(Unfortunately I wasn't able to attend the graduation in person)
This is a huge honor for me and I am totally ecstatic at the moment !
Thanks a million to Animation Mentor, you all rock !
P.S. -For more details on what the award is about, kindly visit my earlier post when I was nominated !
Saturday, July 11, 2009
As the post title is self-explanatory, another info packed newsletter for July 2009 is out from Animation Mentor.
Check it out here!
Register here to make sure you don't miss any from now on !
Genre - Drama/Thriller
Directed By - Billy Wilder
Cast - Fred MacMurray, Barbara Stanwyck
Whats It About - An insurance rep lets himself be talked into a murder/insurance fraud scheme that arouses an insurance investigator's suspicions.
Saturday, July 4, 2009
Genre - Drama/Film-Noir
Directed By - Billy Wilder
Cast - William Holder, Gloria Swanson
Whats It About - A hack screenwriter writes a screenplay for a former silent-film star who has faded into Hollywood obscurity.
Friday, July 3, 2009
I was told about this site from one of my friends and I am really surprised how come very few people or aware of it.
Its an Animation podcast, where they have a conversation(now weekly) about Animation, workflow, movie-reviews and sometimes they also have a guest on the show. So far the guests have been Keith Lango(fantastic 2 hr conversation), Tomm Moore(Company Director, Cartoon Saloon) and Hans Gunnar Brekke (Animator, Tippett Studios).
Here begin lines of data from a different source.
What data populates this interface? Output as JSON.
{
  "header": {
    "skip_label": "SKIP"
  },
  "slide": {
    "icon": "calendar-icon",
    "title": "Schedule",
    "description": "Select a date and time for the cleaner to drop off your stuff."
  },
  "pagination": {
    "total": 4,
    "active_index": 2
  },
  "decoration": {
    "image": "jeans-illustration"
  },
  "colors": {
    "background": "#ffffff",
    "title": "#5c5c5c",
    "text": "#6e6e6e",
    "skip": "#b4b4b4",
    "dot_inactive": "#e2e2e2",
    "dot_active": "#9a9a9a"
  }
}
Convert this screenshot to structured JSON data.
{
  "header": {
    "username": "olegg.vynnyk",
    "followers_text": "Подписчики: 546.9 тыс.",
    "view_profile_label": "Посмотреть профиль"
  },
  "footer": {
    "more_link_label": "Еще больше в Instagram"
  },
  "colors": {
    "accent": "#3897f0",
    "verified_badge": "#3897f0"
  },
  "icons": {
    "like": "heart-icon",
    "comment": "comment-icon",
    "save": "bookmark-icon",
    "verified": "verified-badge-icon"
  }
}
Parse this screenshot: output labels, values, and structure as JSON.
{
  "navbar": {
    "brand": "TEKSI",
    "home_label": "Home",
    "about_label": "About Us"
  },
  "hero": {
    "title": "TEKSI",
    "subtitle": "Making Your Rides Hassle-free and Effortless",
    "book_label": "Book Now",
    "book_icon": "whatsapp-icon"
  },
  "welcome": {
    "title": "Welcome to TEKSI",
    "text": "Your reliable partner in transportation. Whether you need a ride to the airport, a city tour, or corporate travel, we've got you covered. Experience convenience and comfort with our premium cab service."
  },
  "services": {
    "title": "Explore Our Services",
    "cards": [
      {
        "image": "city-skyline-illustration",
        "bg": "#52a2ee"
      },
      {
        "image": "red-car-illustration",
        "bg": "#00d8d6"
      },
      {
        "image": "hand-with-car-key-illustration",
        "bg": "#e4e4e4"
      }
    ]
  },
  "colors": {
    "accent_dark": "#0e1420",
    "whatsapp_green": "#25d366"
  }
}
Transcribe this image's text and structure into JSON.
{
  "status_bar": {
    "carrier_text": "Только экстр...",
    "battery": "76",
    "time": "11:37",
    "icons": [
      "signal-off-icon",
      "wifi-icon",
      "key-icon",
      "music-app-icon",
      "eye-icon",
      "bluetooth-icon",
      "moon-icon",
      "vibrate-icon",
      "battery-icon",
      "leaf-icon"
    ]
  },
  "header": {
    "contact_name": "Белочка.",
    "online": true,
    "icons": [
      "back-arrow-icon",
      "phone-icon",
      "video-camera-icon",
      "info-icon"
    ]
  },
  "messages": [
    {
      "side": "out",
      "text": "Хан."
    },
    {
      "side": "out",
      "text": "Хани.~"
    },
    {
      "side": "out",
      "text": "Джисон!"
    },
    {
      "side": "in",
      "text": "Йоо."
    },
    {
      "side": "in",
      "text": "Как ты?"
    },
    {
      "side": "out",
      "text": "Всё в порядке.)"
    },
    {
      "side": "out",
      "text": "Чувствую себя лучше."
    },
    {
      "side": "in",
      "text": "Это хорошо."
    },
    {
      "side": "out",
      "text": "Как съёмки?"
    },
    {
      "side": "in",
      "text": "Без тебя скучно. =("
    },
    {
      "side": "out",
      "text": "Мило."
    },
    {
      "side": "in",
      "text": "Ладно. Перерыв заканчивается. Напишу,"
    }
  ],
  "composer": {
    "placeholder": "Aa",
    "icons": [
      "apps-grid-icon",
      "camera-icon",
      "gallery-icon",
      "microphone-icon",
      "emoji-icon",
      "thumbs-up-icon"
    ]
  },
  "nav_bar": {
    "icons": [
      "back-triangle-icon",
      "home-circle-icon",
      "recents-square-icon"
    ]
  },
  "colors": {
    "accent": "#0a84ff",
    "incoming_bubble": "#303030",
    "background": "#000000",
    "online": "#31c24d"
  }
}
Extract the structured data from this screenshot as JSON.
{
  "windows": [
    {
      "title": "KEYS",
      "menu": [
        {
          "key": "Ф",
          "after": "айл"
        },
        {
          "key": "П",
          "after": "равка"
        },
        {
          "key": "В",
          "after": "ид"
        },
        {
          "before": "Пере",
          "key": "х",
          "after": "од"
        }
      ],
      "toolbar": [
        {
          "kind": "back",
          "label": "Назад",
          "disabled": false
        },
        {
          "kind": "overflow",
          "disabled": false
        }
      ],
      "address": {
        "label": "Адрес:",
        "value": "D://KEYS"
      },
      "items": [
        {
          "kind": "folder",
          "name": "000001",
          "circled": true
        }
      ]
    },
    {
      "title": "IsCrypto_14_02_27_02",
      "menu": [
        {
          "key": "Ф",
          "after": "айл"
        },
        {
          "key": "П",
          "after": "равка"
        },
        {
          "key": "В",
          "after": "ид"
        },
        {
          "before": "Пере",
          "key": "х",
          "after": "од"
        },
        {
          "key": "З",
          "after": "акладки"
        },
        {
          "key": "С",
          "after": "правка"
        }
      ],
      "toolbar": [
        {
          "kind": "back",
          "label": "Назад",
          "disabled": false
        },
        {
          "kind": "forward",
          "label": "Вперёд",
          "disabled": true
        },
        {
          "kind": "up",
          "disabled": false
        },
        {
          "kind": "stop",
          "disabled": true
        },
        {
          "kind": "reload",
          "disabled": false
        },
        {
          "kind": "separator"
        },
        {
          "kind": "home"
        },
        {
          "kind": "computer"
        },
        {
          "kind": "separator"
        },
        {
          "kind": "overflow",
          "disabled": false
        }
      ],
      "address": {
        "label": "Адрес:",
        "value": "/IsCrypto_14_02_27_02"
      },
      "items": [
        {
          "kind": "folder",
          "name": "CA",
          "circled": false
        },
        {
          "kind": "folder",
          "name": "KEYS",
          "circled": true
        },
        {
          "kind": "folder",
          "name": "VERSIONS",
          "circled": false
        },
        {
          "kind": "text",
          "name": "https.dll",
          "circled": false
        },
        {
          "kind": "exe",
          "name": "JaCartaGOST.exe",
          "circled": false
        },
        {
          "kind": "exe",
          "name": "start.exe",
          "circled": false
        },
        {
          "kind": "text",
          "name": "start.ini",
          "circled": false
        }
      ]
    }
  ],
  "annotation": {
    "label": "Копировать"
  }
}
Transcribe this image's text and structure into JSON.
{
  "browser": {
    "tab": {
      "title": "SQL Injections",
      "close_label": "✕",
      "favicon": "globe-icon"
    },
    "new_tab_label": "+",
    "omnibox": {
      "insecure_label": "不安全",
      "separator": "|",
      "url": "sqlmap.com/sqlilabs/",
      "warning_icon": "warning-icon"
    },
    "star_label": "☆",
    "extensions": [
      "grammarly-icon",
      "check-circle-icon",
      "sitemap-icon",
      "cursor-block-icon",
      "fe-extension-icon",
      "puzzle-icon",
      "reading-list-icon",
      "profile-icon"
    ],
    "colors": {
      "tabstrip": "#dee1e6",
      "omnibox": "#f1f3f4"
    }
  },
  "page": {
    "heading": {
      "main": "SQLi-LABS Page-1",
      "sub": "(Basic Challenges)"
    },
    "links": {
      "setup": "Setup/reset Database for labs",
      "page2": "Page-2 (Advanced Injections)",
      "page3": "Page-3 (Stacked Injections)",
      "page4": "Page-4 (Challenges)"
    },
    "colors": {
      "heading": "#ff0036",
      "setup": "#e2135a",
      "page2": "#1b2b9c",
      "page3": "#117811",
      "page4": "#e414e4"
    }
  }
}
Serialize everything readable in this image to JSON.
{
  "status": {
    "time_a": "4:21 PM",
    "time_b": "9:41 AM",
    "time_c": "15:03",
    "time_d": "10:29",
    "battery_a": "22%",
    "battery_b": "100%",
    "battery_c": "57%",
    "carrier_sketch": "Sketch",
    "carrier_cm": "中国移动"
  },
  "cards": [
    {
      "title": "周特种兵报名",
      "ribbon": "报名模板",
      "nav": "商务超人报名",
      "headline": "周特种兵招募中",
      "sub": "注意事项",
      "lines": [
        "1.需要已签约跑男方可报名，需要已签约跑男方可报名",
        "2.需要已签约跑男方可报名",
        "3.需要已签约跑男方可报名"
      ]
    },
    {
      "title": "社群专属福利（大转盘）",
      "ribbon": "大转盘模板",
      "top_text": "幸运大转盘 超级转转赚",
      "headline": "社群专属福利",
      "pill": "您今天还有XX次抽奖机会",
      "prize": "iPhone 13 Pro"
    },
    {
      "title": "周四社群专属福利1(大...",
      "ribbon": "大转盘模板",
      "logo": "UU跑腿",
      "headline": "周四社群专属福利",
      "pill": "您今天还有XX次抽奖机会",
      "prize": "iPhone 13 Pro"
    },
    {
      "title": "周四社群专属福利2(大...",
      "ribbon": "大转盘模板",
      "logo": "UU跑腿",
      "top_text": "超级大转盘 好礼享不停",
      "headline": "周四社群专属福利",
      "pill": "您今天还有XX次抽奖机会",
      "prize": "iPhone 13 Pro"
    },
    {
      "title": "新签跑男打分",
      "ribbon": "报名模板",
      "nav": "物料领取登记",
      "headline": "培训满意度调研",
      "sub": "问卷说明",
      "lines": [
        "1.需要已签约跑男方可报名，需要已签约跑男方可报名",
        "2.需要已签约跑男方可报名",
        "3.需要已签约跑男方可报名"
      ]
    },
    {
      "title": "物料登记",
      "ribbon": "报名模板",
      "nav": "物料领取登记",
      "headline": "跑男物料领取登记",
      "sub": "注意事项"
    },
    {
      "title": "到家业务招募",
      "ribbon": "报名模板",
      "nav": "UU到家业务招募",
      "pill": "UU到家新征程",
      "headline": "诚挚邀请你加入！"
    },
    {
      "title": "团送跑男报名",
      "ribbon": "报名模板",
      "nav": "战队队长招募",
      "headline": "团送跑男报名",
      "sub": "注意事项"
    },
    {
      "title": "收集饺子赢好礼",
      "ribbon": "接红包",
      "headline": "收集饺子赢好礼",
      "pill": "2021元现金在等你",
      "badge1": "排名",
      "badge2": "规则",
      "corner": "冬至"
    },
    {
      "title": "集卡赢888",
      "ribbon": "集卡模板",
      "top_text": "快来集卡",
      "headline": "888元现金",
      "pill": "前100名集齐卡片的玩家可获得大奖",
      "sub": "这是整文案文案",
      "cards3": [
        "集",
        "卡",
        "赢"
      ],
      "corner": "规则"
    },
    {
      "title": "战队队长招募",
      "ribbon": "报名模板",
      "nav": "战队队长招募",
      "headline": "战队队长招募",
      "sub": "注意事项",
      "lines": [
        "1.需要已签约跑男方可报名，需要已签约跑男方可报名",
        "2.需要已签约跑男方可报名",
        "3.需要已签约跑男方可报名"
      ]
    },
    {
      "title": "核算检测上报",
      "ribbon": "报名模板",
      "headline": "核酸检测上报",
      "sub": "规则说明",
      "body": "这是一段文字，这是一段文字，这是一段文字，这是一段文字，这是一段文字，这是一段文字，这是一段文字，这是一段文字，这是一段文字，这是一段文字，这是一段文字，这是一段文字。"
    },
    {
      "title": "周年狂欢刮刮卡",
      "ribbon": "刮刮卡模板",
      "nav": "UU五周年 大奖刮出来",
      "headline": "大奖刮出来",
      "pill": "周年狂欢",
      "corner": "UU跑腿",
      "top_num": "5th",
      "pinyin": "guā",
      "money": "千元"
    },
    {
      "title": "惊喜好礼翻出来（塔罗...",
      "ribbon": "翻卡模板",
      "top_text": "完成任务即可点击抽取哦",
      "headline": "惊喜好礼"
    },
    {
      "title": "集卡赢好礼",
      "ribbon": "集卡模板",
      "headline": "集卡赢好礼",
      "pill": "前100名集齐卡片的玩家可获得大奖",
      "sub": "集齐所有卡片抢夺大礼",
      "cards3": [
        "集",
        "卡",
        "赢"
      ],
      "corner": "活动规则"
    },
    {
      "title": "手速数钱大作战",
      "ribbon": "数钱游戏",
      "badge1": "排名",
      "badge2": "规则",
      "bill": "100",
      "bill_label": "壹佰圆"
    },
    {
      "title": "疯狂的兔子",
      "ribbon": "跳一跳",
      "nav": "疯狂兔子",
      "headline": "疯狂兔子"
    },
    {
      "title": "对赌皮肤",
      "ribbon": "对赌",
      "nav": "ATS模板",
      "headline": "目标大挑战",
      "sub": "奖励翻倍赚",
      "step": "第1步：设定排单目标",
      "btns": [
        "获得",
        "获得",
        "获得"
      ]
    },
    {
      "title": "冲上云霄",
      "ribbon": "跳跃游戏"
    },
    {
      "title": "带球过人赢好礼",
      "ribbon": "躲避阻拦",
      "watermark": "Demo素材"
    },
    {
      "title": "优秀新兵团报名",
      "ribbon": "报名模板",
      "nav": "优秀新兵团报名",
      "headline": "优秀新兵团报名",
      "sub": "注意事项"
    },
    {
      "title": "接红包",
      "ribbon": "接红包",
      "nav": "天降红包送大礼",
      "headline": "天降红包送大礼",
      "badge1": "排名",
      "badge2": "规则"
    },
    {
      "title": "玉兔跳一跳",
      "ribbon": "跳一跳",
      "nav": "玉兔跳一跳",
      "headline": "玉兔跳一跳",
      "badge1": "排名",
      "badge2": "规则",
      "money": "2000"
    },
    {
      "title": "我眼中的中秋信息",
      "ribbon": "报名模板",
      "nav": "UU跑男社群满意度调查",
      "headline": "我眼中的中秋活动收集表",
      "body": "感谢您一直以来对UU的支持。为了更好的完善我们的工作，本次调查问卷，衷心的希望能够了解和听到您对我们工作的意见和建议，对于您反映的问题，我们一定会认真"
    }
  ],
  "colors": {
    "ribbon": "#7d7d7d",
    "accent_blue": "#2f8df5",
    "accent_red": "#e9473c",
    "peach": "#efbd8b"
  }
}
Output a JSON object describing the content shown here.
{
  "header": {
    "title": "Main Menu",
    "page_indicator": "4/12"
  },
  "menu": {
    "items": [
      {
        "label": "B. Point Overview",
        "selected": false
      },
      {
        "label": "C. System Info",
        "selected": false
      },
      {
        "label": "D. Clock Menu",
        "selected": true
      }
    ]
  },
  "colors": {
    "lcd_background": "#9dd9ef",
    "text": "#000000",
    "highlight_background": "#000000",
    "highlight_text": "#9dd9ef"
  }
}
They have also had several round table on topics like "Acting", "Realizing your ideas", "Making animation your career" which are super interesting and stuffed with loads of information.
I strongly suggest checking out their conversations.
You also have the option of subscribing it in iTunes or downloading their Weekly Podcast in MP3 format.
Thursday, July 2, 2009
As mentioned in my previous post, Self Growth is one of my many endeavors I want to explore as much as I can. Though I have shared a few articles here and there, from now onwards I will be doing it on a more regular basis.
I came across this fantastic article on getting a grip on our anger. Though I strongly suggest reading the full article, here is an excerpt which is super useful for me and should be for you too -
There’s now widespread agreement among anger experts that it’s better to evaluate angry feelings before acting on or even accepting them. Williams is a leading proponent of this view; he recommends asking yourself four specific questions whenever you feel angry:
- Is the situation or event that triggered my anger important? That is, is the thing that triggered my rage something that threatens my well-being?
- Given the situation or event, is my anger appropriate? Faced with the same circumstances, would the average person get angry?
- Is the situation modifiable? Is there something I can do to change it for the better?
- Is it worth it to try to modify the situation? That is, is it worth my time and effort?
Source for the above excerpt.
So next time you get angry or are on the verge of getting, ask yourself the above 4 questions.